What can you do to prevent serious misconduct?

Hope for the best but prepare for the worst. Give your organisation the best chance of success against serious misconduct occurring by taking heed of these preventative measures.

Induction and training

Set your organisation’s expectations for standards of professional conduct by providing new starters with a proper induction and training on policies around work health and safety, workplace behaviour and codes of conduct.

Contracts and policies

Not only do contractual clauses and policies serve as forewarnings to employees (and are therefore advisable) but they can assist to swiftly resolve termination disputes particularly where the categories of serious misconduct are set out.

Assess your workplace culture

A culture of tolerance for wrongdoing can weaken an employer’s position when allegations of serious misconduct arise. Seek to find innovative ways to reward positive behaviours in your workplace and encourage staff at all levels to speak out in the face of questionable conduct.

What if it’s too late?

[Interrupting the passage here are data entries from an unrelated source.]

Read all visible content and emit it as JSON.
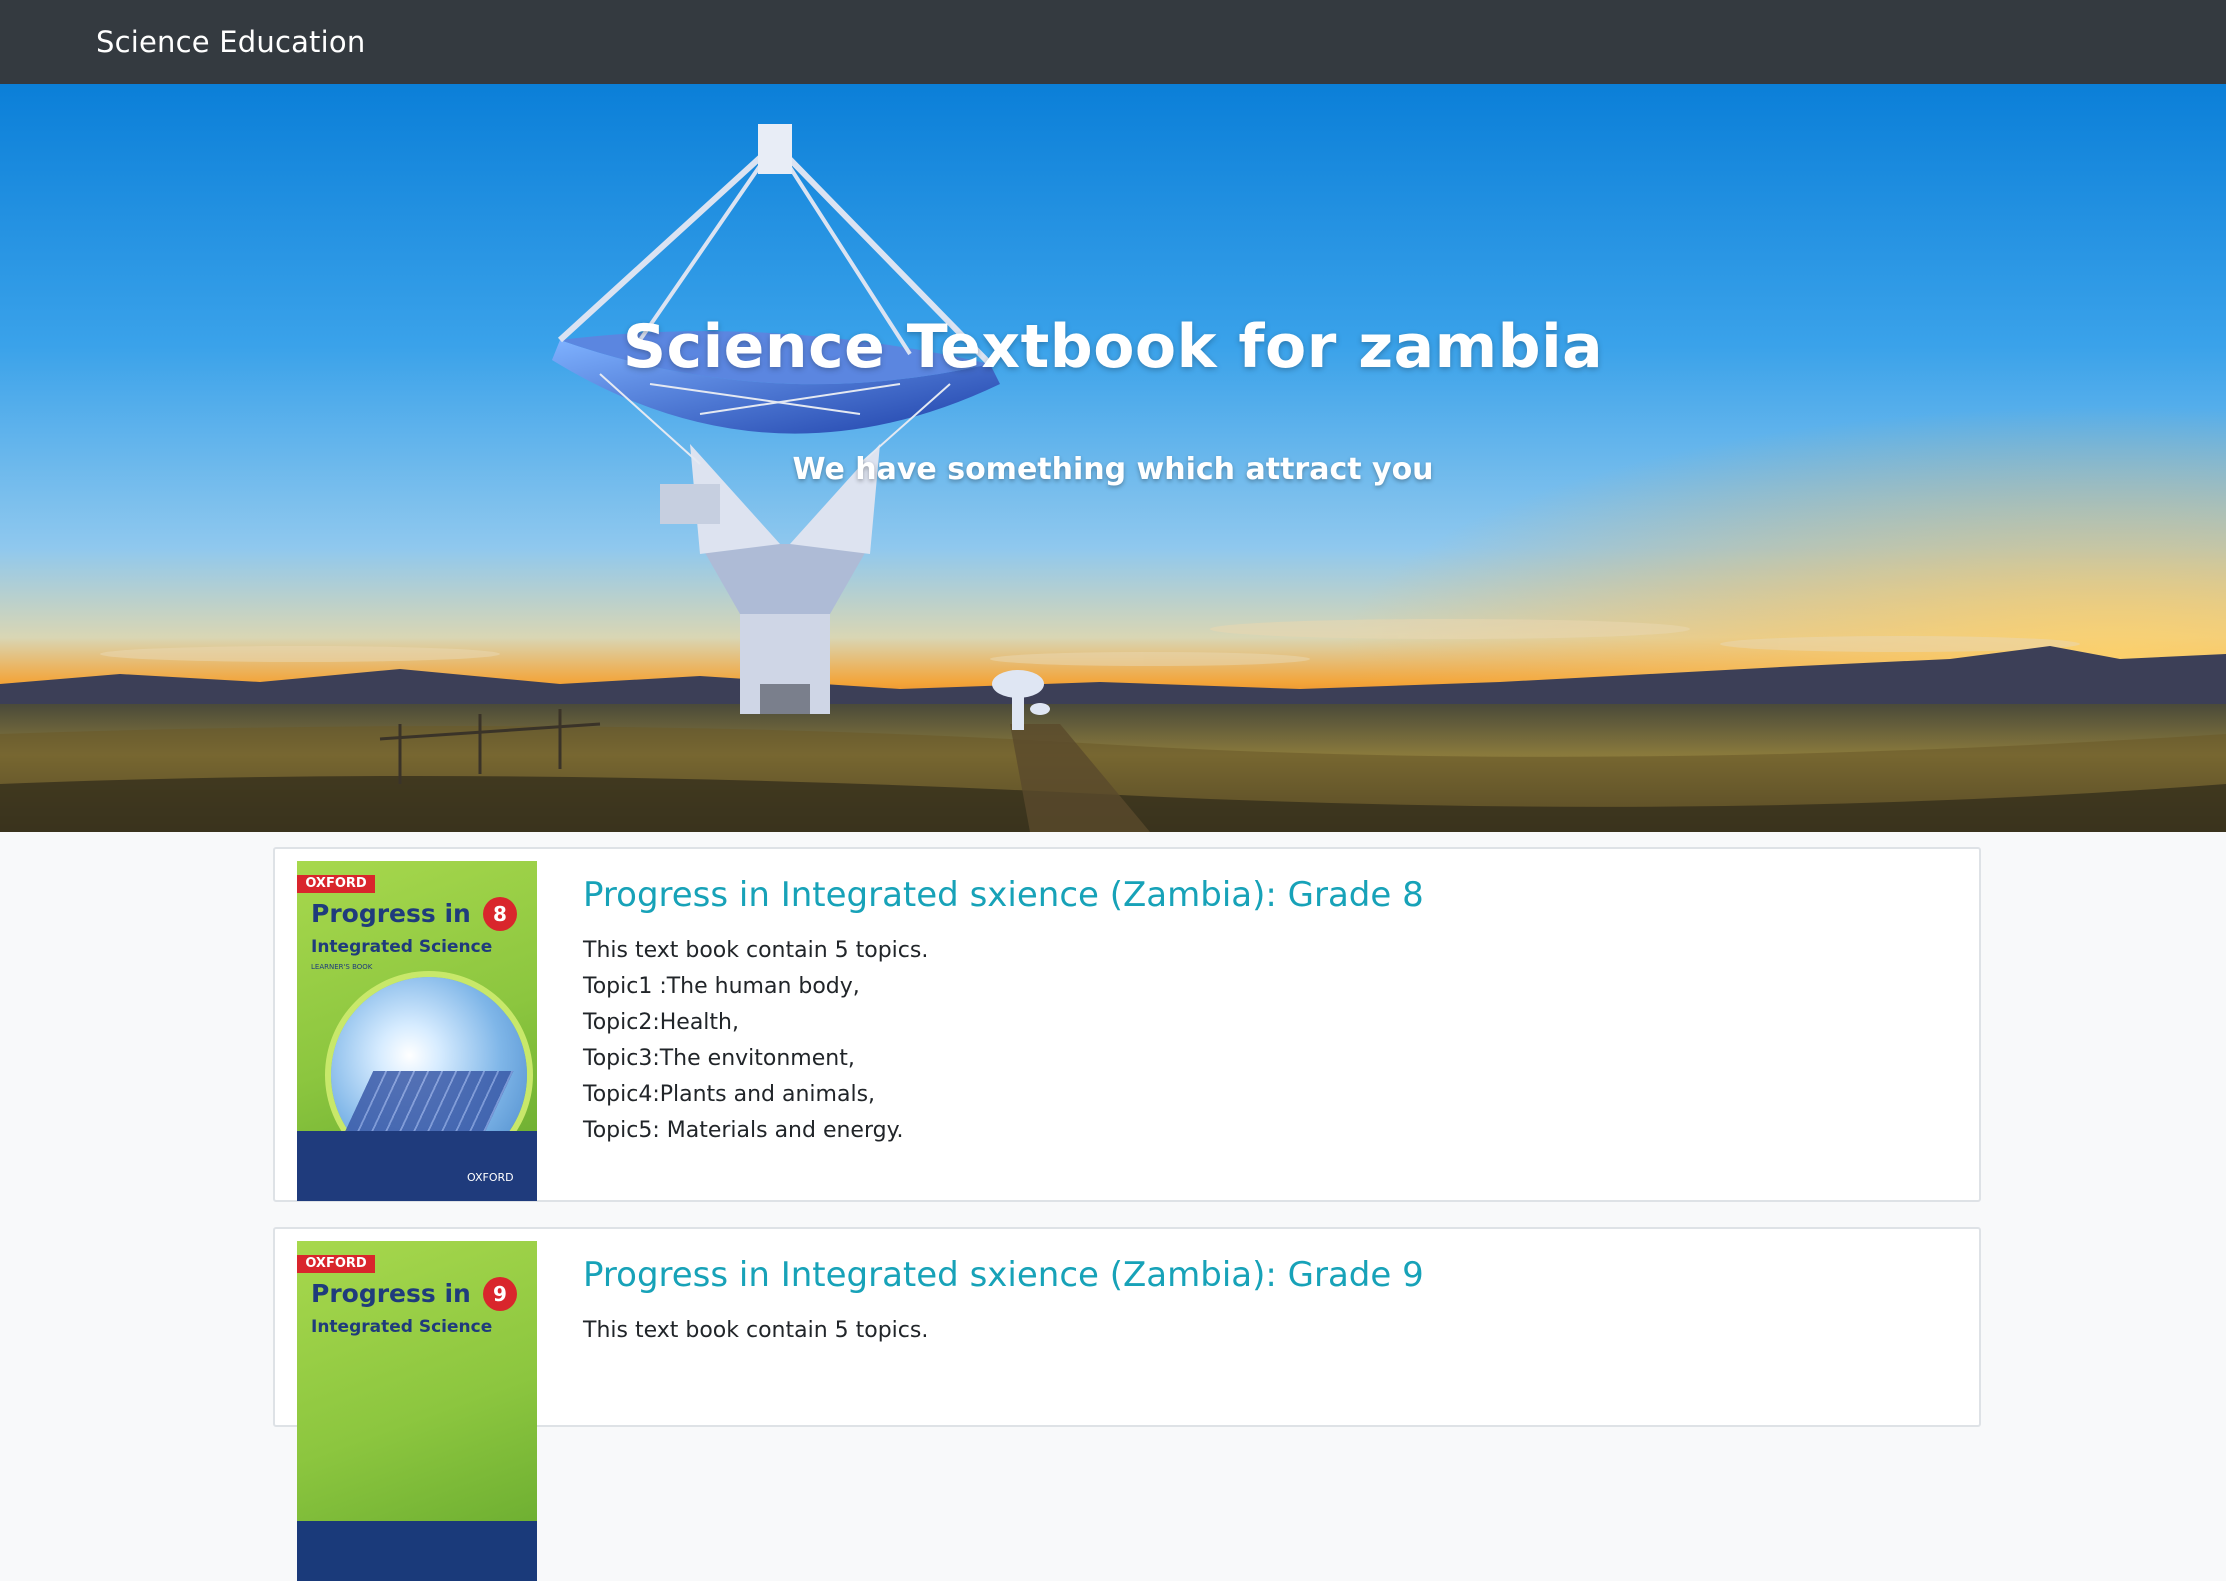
{
  "navbar": {
    "brand": "Science Education"
  },
  "hero": {
    "title": "Science Textbook for zambia",
    "subtitle": "We have something which attract you"
  },
  "books": [
    {
      "title": "Progress in Integrated sxience (Zambia): Grade 8",
      "cover": {
        "publisher": "OXFORD",
        "series": "Progress in",
        "subject": "Integrated Science",
        "label": "LEARNER'S BOOK",
        "grade": "8"
      },
      "lines": [
        "This text book contain 5 topics.",
        "Topic1 :The human body,",
        "Topic2:Health,",
        "Topic3:The envitonment,",
        "Topic4:Plants and animals,",
        "Topic5: Materials and energy."
      ]
    },
    {
      "title": "Progress in Integrated sxience (Zambia): Grade 9",
      "cover": {
        "publisher": "OXFORD",
        "series": "Progress in",
        "subject": "Integrated Science",
        "grade": "9"
      },
      "lines": [
        "This text book contain 5 topics."
      ]
    }
  ],
  "colors": {
    "navbar": "#343a40",
    "link": "#17a2b8",
    "page_bg": "#f8f9fa"
  }
}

While the above measures may prevent serious misconduct from becoming an issue for your organisation, it is important to remember that an employer must deal with allegations of misconduct with a sense of seriousness and urgency, otherwise it risks being seen as affirming the employee’s continued employment. While termination may be upheld by a tribunal, it could be that termination with notice is seen, by the employer’s delay, as being the more appropriate outcome.

When faced with allegations of misconduct, follow your organisation’s policy for investigating the conduct and remain cognisant of the need for procedural fairness. This means putting all the allegations and evidence to the employee and providing them with a fair opportunity to respond. In some circumstances, a neutral third party is best engaged to investigate serious misconduct. This can also provide insurance for the employer if there is a risk of being perceived as biased.

Employers are well within their rights to terminate employment without providing notice where serious misconduct occurs. If your organisation would like to prevent serious misconduct occurring or safeguard against a summary dismissal being mishandled, please get in touch with the experienced team at PCS.

1. Coghill v Indochine Resources Pty Ltd (No 2) [2015] FCA 1030
2. Singh v Fenner (Australia) Pty Ltd [2015] FWC 5583 (25 August 2015)